**To do**
All records below should be repeated exactly, with the pictures left out.

**Given records**
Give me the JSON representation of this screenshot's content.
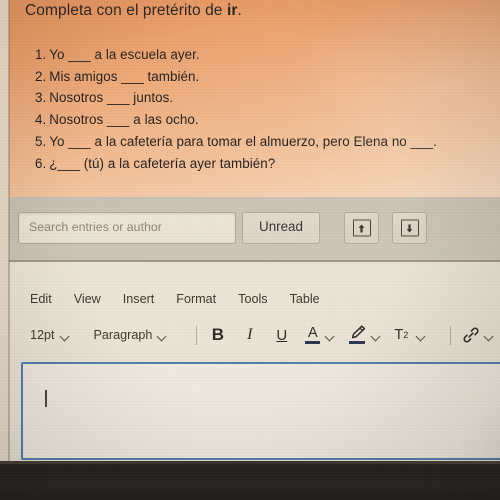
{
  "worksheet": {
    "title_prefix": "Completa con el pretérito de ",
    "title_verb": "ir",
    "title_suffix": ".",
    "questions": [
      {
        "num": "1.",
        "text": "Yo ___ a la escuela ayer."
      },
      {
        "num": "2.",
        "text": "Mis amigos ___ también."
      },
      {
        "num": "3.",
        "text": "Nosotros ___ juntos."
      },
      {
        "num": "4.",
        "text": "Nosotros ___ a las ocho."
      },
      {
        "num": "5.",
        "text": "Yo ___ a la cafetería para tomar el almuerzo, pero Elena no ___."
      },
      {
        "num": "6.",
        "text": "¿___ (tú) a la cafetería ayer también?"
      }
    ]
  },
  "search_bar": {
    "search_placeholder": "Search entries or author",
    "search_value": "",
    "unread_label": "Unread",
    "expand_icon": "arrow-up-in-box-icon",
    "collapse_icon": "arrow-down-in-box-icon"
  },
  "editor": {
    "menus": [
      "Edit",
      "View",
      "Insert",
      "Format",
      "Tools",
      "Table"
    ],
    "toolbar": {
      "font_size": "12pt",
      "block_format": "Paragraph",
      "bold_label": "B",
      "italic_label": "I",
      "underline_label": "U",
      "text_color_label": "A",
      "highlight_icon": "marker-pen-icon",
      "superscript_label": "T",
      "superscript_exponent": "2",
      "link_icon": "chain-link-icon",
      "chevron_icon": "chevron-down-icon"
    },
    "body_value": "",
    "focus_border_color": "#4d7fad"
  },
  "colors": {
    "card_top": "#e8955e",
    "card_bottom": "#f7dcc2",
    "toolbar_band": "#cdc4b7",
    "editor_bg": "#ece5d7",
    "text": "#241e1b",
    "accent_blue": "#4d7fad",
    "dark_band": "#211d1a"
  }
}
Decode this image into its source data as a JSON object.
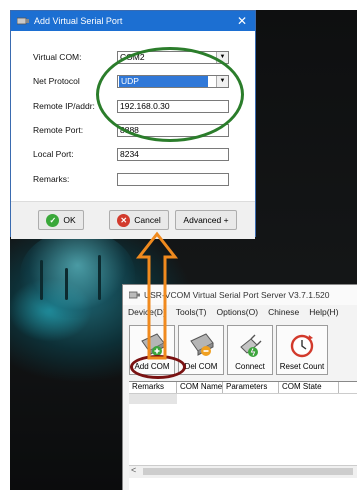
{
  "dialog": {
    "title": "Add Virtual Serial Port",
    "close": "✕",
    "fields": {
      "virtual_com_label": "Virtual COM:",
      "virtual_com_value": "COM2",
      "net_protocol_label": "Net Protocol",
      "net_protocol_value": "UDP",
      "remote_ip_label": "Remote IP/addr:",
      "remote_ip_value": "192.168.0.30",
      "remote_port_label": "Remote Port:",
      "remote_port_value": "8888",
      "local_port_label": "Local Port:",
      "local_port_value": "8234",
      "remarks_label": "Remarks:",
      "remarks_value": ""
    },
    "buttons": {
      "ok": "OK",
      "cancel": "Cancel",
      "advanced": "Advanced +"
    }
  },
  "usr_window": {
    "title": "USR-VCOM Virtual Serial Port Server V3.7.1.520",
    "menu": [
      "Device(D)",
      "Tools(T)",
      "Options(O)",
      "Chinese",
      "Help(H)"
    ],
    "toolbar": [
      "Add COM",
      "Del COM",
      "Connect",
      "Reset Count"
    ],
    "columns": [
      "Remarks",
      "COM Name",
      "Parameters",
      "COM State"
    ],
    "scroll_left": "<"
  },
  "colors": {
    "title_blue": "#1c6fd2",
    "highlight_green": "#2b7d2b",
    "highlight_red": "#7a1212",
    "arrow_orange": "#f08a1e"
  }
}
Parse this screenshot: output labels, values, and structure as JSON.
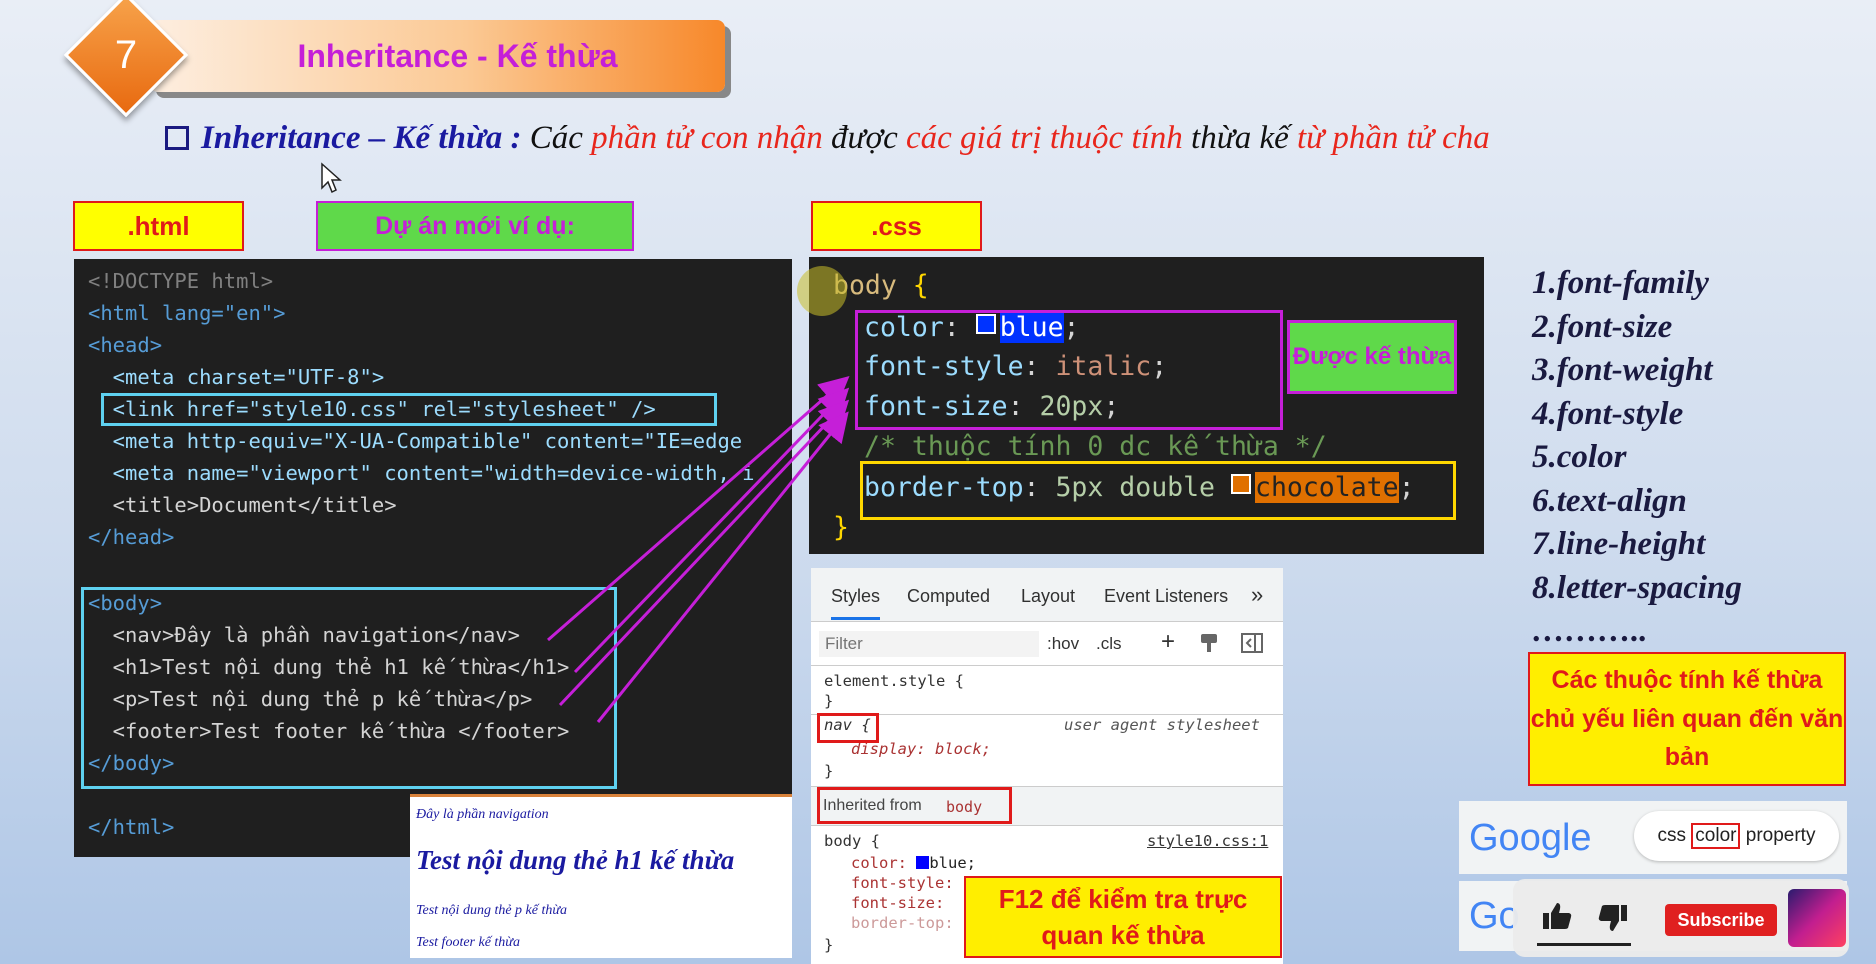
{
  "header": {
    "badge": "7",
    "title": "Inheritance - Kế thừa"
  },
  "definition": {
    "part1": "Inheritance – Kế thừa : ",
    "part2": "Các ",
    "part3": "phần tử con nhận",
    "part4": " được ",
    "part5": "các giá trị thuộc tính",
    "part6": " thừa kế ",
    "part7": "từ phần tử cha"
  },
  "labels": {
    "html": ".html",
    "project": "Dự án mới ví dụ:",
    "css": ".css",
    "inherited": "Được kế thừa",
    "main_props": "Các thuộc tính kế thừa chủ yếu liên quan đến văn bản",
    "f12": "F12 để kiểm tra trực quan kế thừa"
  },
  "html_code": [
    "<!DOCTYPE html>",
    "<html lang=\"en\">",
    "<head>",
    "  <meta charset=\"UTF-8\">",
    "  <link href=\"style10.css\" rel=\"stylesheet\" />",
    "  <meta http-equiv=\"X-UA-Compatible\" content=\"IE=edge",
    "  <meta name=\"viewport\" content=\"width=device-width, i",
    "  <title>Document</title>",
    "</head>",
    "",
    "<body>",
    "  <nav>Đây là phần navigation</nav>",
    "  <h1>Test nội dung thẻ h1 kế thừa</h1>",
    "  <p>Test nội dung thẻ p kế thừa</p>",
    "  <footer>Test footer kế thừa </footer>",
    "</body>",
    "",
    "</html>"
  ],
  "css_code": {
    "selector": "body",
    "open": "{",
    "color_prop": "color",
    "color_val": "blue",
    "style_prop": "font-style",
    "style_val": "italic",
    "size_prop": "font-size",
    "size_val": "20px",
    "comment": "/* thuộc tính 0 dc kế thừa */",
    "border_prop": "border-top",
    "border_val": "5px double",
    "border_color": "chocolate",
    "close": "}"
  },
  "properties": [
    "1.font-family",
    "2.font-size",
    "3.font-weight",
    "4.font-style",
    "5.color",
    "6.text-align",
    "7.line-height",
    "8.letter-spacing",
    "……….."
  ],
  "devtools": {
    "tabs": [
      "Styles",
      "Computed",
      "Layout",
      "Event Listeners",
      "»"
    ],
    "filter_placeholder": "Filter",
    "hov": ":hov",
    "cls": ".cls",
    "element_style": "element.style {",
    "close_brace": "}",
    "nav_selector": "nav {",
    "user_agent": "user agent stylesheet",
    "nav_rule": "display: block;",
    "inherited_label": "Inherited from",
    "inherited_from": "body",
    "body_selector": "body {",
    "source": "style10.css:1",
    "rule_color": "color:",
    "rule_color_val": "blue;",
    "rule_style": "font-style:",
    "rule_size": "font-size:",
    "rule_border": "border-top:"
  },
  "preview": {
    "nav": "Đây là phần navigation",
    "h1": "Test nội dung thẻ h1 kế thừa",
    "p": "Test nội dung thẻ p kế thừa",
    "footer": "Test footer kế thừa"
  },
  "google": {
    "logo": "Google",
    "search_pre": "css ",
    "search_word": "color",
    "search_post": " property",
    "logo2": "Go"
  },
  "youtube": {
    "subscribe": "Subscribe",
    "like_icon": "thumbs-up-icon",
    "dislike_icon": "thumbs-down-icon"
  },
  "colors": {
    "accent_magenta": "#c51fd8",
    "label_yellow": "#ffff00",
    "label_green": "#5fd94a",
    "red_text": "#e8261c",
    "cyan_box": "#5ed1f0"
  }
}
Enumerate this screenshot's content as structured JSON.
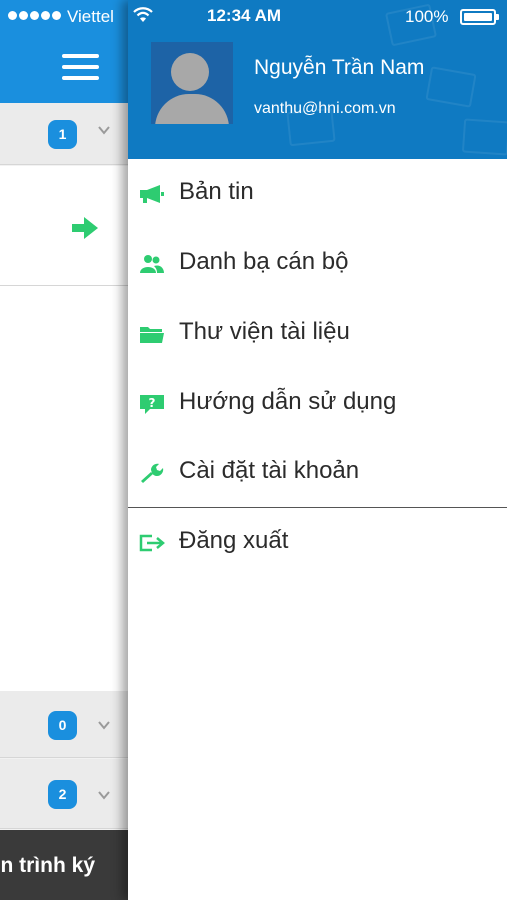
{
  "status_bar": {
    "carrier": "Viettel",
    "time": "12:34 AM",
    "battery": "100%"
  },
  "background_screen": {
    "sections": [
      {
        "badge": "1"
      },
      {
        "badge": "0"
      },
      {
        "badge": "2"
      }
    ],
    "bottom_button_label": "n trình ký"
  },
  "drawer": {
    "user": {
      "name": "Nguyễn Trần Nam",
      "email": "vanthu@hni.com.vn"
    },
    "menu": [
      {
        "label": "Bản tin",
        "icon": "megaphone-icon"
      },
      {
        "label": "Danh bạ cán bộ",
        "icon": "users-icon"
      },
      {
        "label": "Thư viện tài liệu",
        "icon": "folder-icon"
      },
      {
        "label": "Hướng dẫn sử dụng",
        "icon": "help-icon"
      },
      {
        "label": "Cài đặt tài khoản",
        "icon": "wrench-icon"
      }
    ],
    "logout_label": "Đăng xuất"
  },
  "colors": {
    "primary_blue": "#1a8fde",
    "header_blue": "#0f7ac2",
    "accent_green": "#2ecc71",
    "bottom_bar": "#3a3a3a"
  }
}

**Response below**
Give me the JSON representation of this screenshot's content.
{
  "worksheet": {
    "title_prefix": "Completa con el pretérito de ",
    "title_verb": "ir",
    "title_suffix": ".",
    "questions": [
      {
        "num": "1.",
        "text": "Yo ___ a la escuela ayer."
      },
      {
        "num": "2.",
        "text": "Mis amigos ___ también."
      },
      {
        "num": "3.",
        "text": "Nosotros ___ juntos."
      },
      {
        "num": "4.",
        "text": "Nosotros ___ a las ocho."
      },
      {
        "num": "5.",
        "text": "Yo ___ a la cafetería para tomar el almuerzo, pero Elena no ___."
      },
      {
        "num": "6.",
        "text": "¿___ (tú) a la cafetería ayer también?"
      }
    ]
  },
  "search_bar": {
    "search_placeholder": "Search entries or author",
    "search_value": "",
    "unread_label": "Unread",
    "expand_icon": "arrow-up-in-box-icon",
    "collapse_icon": "arrow-down-in-box-icon"
  },
  "editor": {
    "menus": [
      "Edit",
      "View",
      "Insert",
      "Format",
      "Tools",
      "Table"
    ],
    "toolbar": {
      "font_size": "12pt",
      "block_format": "Paragraph",
      "bold_label": "B",
      "italic_label": "I",
      "underline_label": "U",
      "text_color_label": "A",
      "highlight_icon": "marker-pen-icon",
      "superscript_label": "T",
      "superscript_exponent": "2",
      "link_icon": "chain-link-icon",
      "chevron_icon": "chevron-down-icon"
    },
    "body_value": "",
    "focus_border_color": "#4d7fad"
  },
  "colors": {
    "card_top": "#e8955e",
    "card_bottom": "#f7dcc2",
    "toolbar_band": "#cdc4b7",
    "editor_bg": "#ece5d7",
    "text": "#241e1b",
    "accent_blue": "#4d7fad",
    "dark_band": "#211d1a"
  }
}
Decode this image into its source data as a JSON object.
{
  "dialog": {
    "title": "Add Virtual Serial Port",
    "close": "✕",
    "fields": {
      "virtual_com_label": "Virtual COM:",
      "virtual_com_value": "COM2",
      "net_protocol_label": "Net Protocol",
      "net_protocol_value": "UDP",
      "remote_ip_label": "Remote IP/addr:",
      "remote_ip_value": "192.168.0.30",
      "remote_port_label": "Remote Port:",
      "remote_port_value": "8888",
      "local_port_label": "Local Port:",
      "local_port_value": "8234",
      "remarks_label": "Remarks:",
      "remarks_value": ""
    },
    "buttons": {
      "ok": "OK",
      "cancel": "Cancel",
      "advanced": "Advanced +"
    }
  },
  "usr_window": {
    "title": "USR-VCOM Virtual Serial Port Server V3.7.1.520",
    "menu": [
      "Device(D)",
      "Tools(T)",
      "Options(O)",
      "Chinese",
      "Help(H)"
    ],
    "toolbar": [
      "Add COM",
      "Del COM",
      "Connect",
      "Reset Count"
    ],
    "columns": [
      "Remarks",
      "COM Name",
      "Parameters",
      "COM State"
    ],
    "scroll_left": "<"
  },
  "colors": {
    "title_blue": "#1c6fd2",
    "highlight_green": "#2b7d2b",
    "highlight_red": "#7a1212",
    "arrow_orange": "#f08a1e"
  }
}
Parse this screenshot: output labels, values, and structure as JSON.
{
  "header": {
    "badge": "7",
    "title": "Inheritance - Kế thừa"
  },
  "definition": {
    "part1": "Inheritance – Kế thừa : ",
    "part2": "Các ",
    "part3": "phần tử con nhận",
    "part4": " được ",
    "part5": "các giá trị thuộc tính",
    "part6": " thừa kế ",
    "part7": "từ phần tử cha"
  },
  "labels": {
    "html": ".html",
    "project": "Dự án mới ví dụ:",
    "css": ".css",
    "inherited": "Được kế thừa",
    "main_props": "Các thuộc tính kế thừa chủ yếu liên quan đến văn bản",
    "f12": "F12 để kiểm tra trực quan kế thừa"
  },
  "html_code": [
    "<!DOCTYPE html>",
    "<html lang=\"en\">",
    "<head>",
    "  <meta charset=\"UTF-8\">",
    "  <link href=\"style10.css\" rel=\"stylesheet\" />",
    "  <meta http-equiv=\"X-UA-Compatible\" content=\"IE=edge",
    "  <meta name=\"viewport\" content=\"width=device-width, i",
    "  <title>Document</title>",
    "</head>",
    "",
    "<body>",
    "  <nav>Đây là phần navigation</nav>",
    "  <h1>Test nội dung thẻ h1 kế thừa</h1>",
    "  <p>Test nội dung thẻ p kế thừa</p>",
    "  <footer>Test footer kế thừa </footer>",
    "</body>",
    "",
    "</html>"
  ],
  "css_code": {
    "selector": "body",
    "open": "{",
    "color_prop": "color",
    "color_val": "blue",
    "style_prop": "font-style",
    "style_val": "italic",
    "size_prop": "font-size",
    "size_val": "20px",
    "comment": "/* thuộc tính 0 dc kế thừa */",
    "border_prop": "border-top",
    "border_val": "5px double",
    "border_color": "chocolate",
    "close": "}"
  },
  "properties": [
    "1.font-family",
    "2.font-size",
    "3.font-weight",
    "4.font-style",
    "5.color",
    "6.text-align",
    "7.line-height",
    "8.letter-spacing",
    "……….."
  ],
  "devtools": {
    "tabs": [
      "Styles",
      "Computed",
      "Layout",
      "Event Listeners",
      "»"
    ],
    "filter_placeholder": "Filter",
    "hov": ":hov",
    "cls": ".cls",
    "element_style": "element.style {",
    "close_brace": "}",
    "nav_selector": "nav {",
    "user_agent": "user agent stylesheet",
    "nav_rule": "display: block;",
    "inherited_label": "Inherited from",
    "inherited_from": "body",
    "body_selector": "body {",
    "source": "style10.css:1",
    "rule_color": "color:",
    "rule_color_val": "blue;",
    "rule_style": "font-style:",
    "rule_size": "font-size:",
    "rule_border": "border-top:"
  },
  "preview": {
    "nav": "Đây là phần navigation",
    "h1": "Test nội dung thẻ h1 kế thừa",
    "p": "Test nội dung thẻ p kế thừa",
    "footer": "Test footer kế thừa"
  },
  "google": {
    "logo": "Google",
    "search_pre": "css ",
    "search_word": "color",
    "search_post": " property",
    "logo2": "Go"
  },
  "youtube": {
    "subscribe": "Subscribe",
    "like_icon": "thumbs-up-icon",
    "dislike_icon": "thumbs-down-icon"
  },
  "colors": {
    "accent_magenta": "#c51fd8",
    "label_yellow": "#ffff00",
    "label_green": "#5fd94a",
    "red_text": "#e8261c",
    "cyan_box": "#5ed1f0"
  }
}
Enumerate this screenshot's content as structured JSON.
{
  "status_bar": {
    "carrier": "Viettel",
    "time": "12:34 AM",
    "battery": "100%"
  },
  "background_screen": {
    "sections": [
      {
        "badge": "1"
      },
      {
        "badge": "0"
      },
      {
        "badge": "2"
      }
    ],
    "bottom_button_label": "n trình ký"
  },
  "drawer": {
    "user": {
      "name": "Nguyễn Trần Nam",
      "email": "vanthu@hni.com.vn"
    },
    "menu": [
      {
        "label": "Bản tin",
        "icon": "megaphone-icon"
      },
      {
        "label": "Danh bạ cán bộ",
        "icon": "users-icon"
      },
      {
        "label": "Thư viện tài liệu",
        "icon": "folder-icon"
      },
      {
        "label": "Hướng dẫn sử dụng",
        "icon": "help-icon"
      },
      {
        "label": "Cài đặt tài khoản",
        "icon": "wrench-icon"
      }
    ],
    "logout_label": "Đăng xuất"
  },
  "colors": {
    "primary_blue": "#1a8fde",
    "header_blue": "#0f7ac2",
    "accent_green": "#2ecc71",
    "bottom_bar": "#3a3a3a"
  }
}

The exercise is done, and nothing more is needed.